(Web page and app entries)
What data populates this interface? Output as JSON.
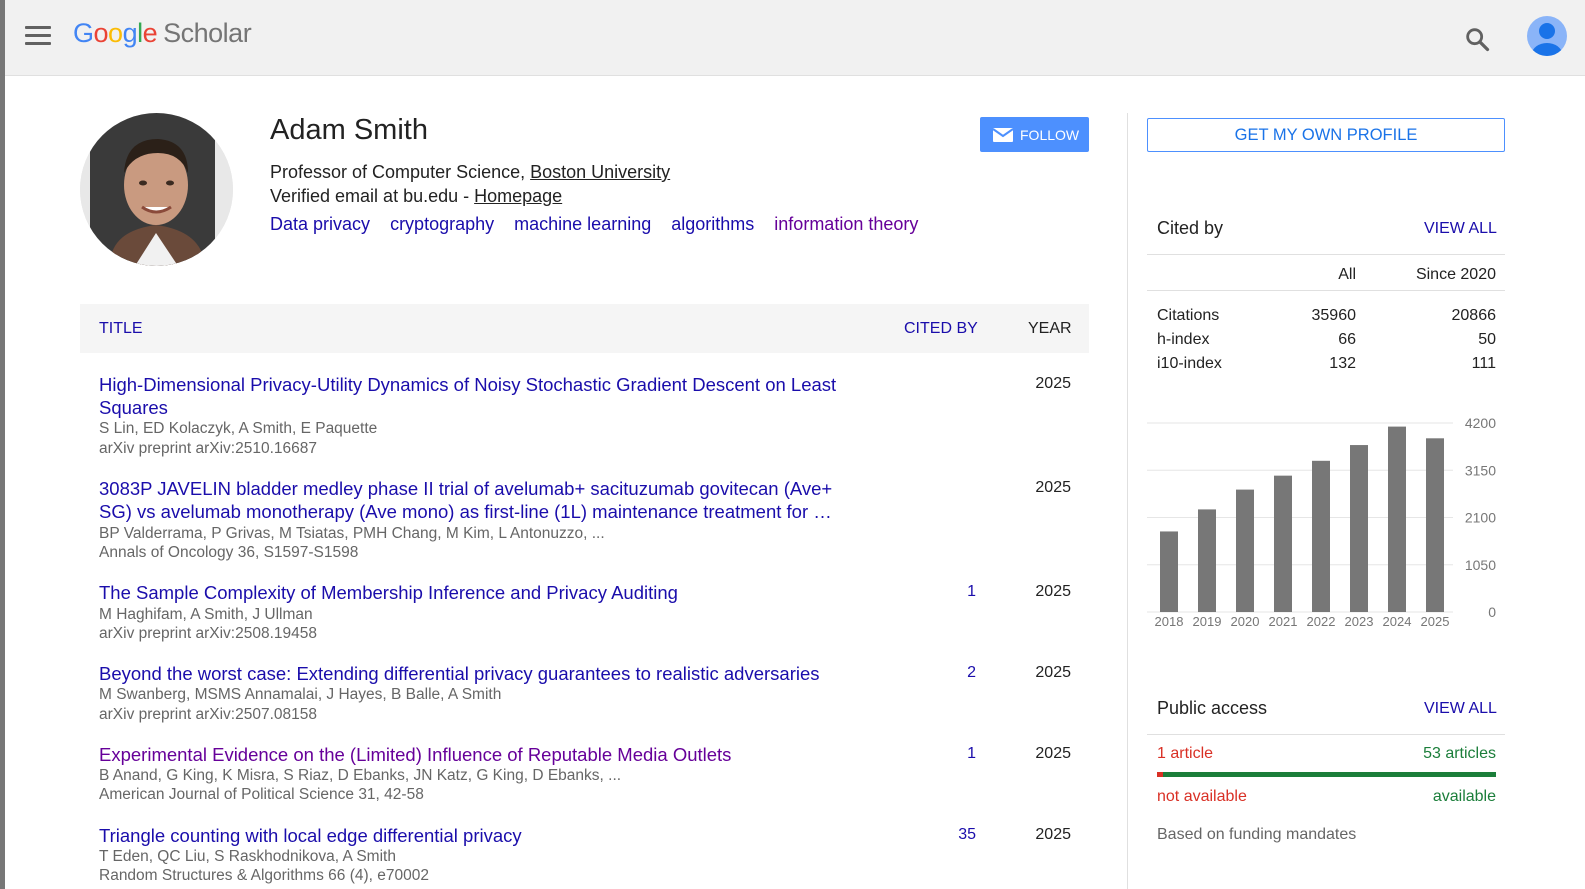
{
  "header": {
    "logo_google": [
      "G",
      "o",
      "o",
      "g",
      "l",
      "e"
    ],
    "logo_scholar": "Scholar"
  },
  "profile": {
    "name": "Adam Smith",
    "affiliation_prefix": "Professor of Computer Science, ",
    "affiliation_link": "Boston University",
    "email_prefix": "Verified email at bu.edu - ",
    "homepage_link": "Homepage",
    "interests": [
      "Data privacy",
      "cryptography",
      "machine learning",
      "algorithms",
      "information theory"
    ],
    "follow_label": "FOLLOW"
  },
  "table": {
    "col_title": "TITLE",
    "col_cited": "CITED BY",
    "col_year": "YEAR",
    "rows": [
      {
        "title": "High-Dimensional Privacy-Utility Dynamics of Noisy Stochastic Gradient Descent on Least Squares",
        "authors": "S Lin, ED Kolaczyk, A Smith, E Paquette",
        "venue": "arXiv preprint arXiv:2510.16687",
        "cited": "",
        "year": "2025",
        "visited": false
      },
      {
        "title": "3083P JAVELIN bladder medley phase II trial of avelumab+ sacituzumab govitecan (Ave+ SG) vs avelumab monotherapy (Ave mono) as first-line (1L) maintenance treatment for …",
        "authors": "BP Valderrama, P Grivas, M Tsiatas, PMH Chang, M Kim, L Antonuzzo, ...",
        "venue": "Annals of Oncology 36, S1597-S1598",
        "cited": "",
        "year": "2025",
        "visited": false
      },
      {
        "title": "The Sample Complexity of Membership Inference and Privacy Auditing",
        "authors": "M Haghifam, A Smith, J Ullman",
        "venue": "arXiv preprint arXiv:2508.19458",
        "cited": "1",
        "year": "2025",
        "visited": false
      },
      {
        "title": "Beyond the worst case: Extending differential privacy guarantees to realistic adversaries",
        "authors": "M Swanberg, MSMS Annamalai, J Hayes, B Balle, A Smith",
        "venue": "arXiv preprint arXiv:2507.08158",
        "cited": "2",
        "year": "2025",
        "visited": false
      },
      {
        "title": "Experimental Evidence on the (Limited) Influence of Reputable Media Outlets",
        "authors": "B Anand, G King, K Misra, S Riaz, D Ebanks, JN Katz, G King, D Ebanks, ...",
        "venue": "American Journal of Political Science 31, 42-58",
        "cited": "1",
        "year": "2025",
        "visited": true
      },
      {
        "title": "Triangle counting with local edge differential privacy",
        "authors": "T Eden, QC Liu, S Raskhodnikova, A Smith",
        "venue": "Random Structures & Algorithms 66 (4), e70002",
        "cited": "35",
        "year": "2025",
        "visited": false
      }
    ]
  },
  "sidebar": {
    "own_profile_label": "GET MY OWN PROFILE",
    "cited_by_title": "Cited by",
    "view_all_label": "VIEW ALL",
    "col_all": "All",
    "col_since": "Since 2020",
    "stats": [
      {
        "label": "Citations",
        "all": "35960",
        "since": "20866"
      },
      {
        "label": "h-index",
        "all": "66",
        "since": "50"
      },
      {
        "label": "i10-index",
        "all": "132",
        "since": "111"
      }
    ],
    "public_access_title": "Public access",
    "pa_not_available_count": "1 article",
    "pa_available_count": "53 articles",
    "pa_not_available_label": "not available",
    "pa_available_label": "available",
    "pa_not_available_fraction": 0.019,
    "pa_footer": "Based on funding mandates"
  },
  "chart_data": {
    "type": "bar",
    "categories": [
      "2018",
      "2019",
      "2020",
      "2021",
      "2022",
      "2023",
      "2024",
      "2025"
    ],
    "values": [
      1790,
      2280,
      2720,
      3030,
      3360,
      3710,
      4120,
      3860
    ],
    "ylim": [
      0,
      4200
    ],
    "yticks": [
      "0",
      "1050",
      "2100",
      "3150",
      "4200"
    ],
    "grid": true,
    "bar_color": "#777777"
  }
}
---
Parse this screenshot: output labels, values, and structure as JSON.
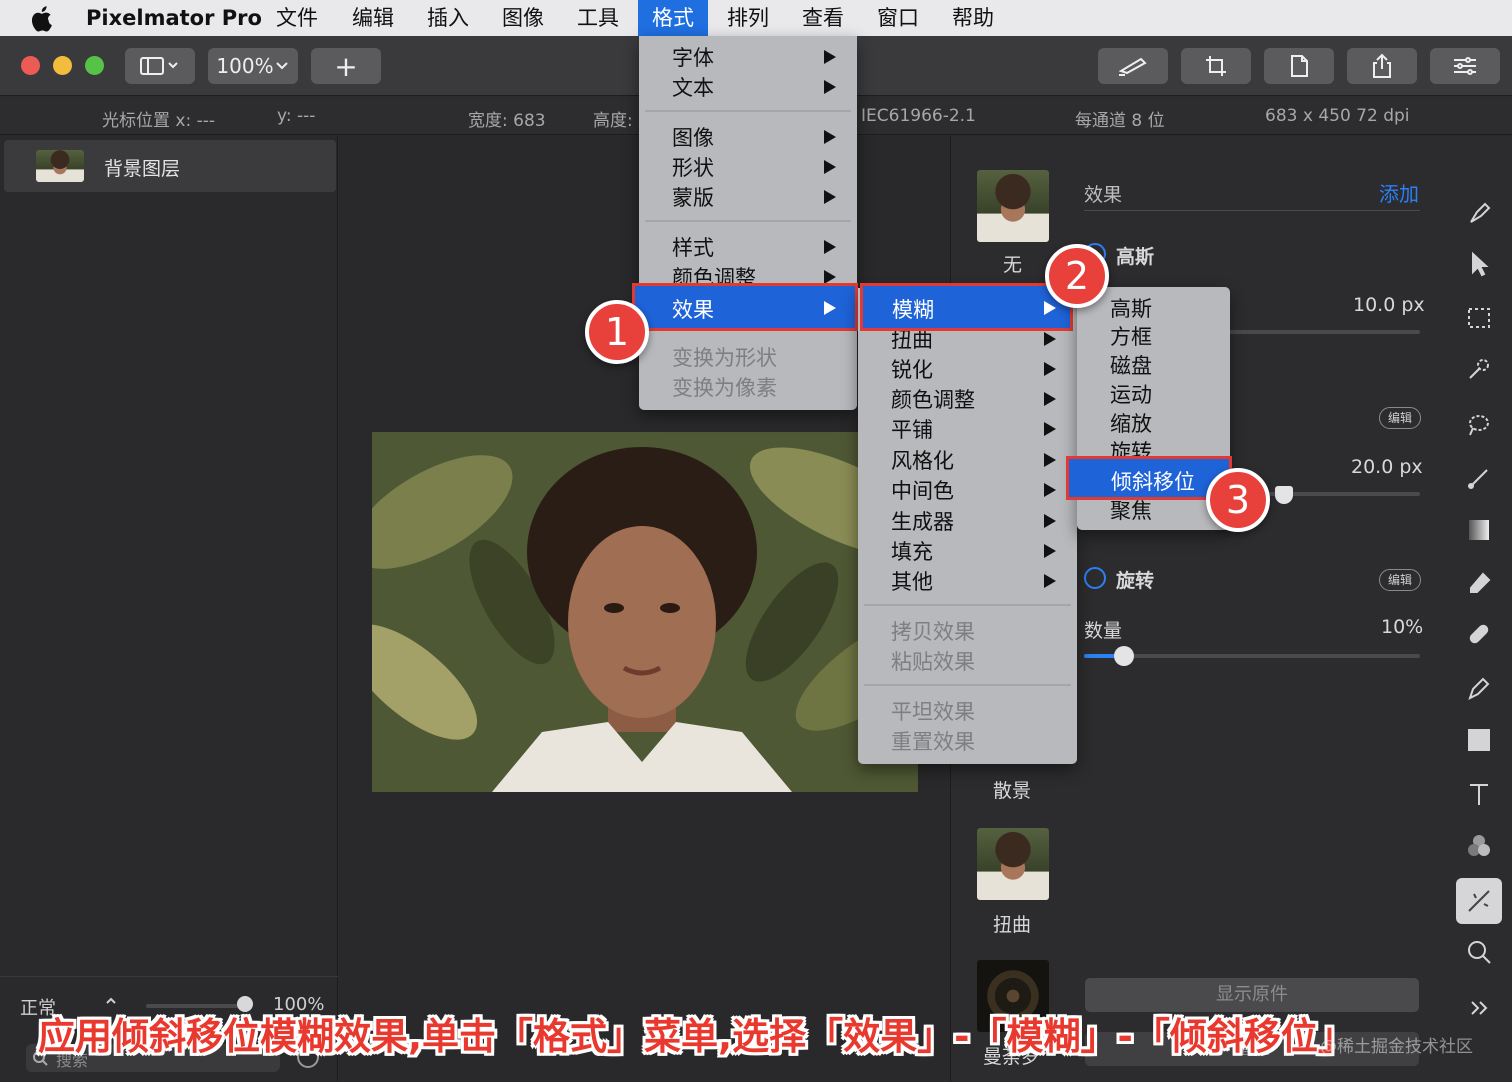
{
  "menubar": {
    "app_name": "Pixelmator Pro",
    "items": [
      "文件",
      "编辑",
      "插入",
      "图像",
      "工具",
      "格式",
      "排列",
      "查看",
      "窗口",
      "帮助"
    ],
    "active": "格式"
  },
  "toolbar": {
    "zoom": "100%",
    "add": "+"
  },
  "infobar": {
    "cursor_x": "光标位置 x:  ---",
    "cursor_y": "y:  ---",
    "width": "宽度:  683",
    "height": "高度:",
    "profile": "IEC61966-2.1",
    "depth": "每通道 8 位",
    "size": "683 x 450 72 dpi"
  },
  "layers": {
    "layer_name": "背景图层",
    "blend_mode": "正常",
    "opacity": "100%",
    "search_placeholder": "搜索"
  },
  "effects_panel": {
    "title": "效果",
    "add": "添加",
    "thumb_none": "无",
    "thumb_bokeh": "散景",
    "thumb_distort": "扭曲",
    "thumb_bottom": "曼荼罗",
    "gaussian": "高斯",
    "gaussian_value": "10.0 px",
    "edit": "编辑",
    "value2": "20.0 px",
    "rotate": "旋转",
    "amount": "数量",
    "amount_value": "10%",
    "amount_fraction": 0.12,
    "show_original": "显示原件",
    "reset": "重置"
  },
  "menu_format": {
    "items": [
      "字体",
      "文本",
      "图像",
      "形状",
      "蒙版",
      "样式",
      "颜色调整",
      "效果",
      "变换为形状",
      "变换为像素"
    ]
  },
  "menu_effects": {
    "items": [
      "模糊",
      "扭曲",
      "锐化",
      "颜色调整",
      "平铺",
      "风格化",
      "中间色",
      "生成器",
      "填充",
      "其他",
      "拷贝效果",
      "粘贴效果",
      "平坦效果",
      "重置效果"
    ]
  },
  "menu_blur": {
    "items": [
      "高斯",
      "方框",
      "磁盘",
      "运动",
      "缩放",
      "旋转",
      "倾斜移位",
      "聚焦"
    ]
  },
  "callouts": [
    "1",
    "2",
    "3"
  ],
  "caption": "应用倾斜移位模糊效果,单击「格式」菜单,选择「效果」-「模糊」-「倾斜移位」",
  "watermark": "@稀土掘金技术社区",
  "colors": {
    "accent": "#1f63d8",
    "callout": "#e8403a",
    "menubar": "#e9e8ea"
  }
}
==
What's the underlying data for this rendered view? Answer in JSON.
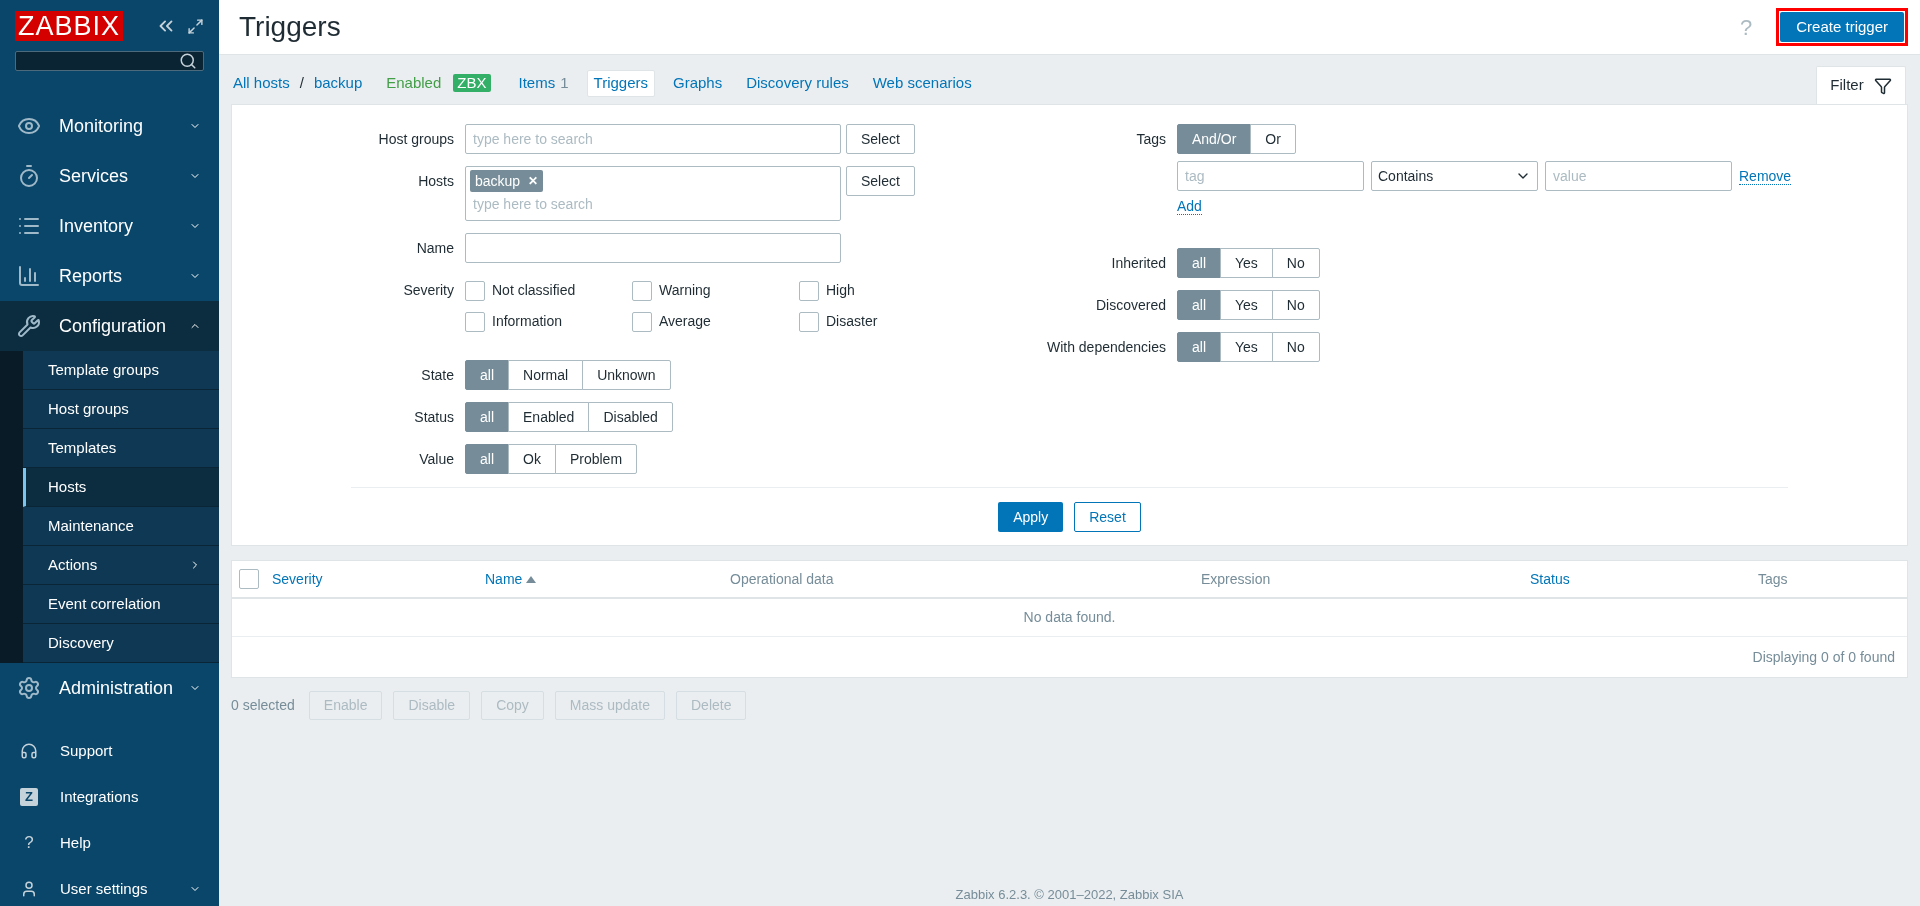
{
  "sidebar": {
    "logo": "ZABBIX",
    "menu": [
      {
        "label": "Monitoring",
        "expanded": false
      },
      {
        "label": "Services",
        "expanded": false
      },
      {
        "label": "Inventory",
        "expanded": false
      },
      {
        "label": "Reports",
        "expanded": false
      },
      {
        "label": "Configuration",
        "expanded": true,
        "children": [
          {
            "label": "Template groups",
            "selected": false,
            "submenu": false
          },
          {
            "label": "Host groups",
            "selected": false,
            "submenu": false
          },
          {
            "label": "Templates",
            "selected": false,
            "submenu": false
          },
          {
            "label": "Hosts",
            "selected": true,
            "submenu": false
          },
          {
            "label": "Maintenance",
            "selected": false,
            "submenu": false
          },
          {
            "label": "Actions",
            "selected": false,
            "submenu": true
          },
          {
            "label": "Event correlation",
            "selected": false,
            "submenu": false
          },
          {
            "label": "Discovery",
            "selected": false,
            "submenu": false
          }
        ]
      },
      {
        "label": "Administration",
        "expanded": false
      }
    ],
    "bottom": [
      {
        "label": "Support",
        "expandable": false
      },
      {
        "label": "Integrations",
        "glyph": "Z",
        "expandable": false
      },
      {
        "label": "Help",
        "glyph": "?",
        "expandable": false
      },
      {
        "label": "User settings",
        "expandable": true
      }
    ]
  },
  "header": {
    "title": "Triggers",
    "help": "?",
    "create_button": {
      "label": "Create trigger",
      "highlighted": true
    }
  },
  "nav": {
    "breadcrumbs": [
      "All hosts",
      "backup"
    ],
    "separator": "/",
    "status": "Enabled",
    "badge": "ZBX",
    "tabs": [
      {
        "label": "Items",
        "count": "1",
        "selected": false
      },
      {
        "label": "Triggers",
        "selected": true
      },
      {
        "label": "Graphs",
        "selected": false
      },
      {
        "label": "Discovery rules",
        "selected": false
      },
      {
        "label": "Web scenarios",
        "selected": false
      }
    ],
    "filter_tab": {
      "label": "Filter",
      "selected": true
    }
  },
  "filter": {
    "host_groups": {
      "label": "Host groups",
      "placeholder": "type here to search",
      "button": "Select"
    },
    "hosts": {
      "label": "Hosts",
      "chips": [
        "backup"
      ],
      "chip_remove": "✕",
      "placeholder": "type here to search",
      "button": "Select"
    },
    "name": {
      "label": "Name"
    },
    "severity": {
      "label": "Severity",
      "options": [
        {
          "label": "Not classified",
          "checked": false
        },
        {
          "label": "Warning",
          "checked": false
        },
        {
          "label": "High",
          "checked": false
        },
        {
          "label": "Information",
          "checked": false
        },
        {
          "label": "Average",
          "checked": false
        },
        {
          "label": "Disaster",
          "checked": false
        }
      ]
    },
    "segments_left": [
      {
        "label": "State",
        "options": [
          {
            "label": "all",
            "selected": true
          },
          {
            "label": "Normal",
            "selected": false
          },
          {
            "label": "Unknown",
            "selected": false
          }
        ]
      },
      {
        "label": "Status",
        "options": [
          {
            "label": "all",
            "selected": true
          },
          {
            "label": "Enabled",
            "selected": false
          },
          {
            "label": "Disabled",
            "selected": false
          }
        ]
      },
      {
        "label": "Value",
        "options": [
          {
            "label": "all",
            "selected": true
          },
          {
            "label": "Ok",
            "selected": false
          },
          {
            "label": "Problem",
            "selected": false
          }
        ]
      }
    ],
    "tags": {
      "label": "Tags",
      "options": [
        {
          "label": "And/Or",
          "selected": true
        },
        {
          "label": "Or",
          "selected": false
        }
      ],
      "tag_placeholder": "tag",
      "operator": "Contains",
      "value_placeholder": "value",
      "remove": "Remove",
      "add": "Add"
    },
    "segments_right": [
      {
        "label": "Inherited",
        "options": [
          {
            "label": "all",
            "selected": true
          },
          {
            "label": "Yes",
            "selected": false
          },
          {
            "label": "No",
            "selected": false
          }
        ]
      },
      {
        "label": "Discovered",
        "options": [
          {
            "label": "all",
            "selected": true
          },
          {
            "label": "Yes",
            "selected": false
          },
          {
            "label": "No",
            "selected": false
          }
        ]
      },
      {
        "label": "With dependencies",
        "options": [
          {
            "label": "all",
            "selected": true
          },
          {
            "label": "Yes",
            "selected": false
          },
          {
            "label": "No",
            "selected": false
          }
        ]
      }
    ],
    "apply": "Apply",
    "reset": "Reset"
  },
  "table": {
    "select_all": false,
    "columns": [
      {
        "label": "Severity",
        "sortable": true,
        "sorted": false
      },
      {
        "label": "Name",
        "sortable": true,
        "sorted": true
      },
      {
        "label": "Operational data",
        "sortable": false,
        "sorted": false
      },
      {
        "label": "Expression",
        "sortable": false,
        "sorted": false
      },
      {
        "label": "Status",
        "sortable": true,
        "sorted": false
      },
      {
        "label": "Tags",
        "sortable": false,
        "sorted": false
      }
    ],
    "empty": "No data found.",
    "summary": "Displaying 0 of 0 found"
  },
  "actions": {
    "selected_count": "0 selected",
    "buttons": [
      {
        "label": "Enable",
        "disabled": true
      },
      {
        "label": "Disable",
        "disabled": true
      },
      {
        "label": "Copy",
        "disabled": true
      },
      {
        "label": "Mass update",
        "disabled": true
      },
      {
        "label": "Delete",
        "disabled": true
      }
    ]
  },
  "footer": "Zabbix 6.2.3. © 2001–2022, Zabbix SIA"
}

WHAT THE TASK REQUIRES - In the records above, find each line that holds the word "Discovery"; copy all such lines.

TASK ANSWER -
            "label": "Discovery",
        "label": "Discovery rules",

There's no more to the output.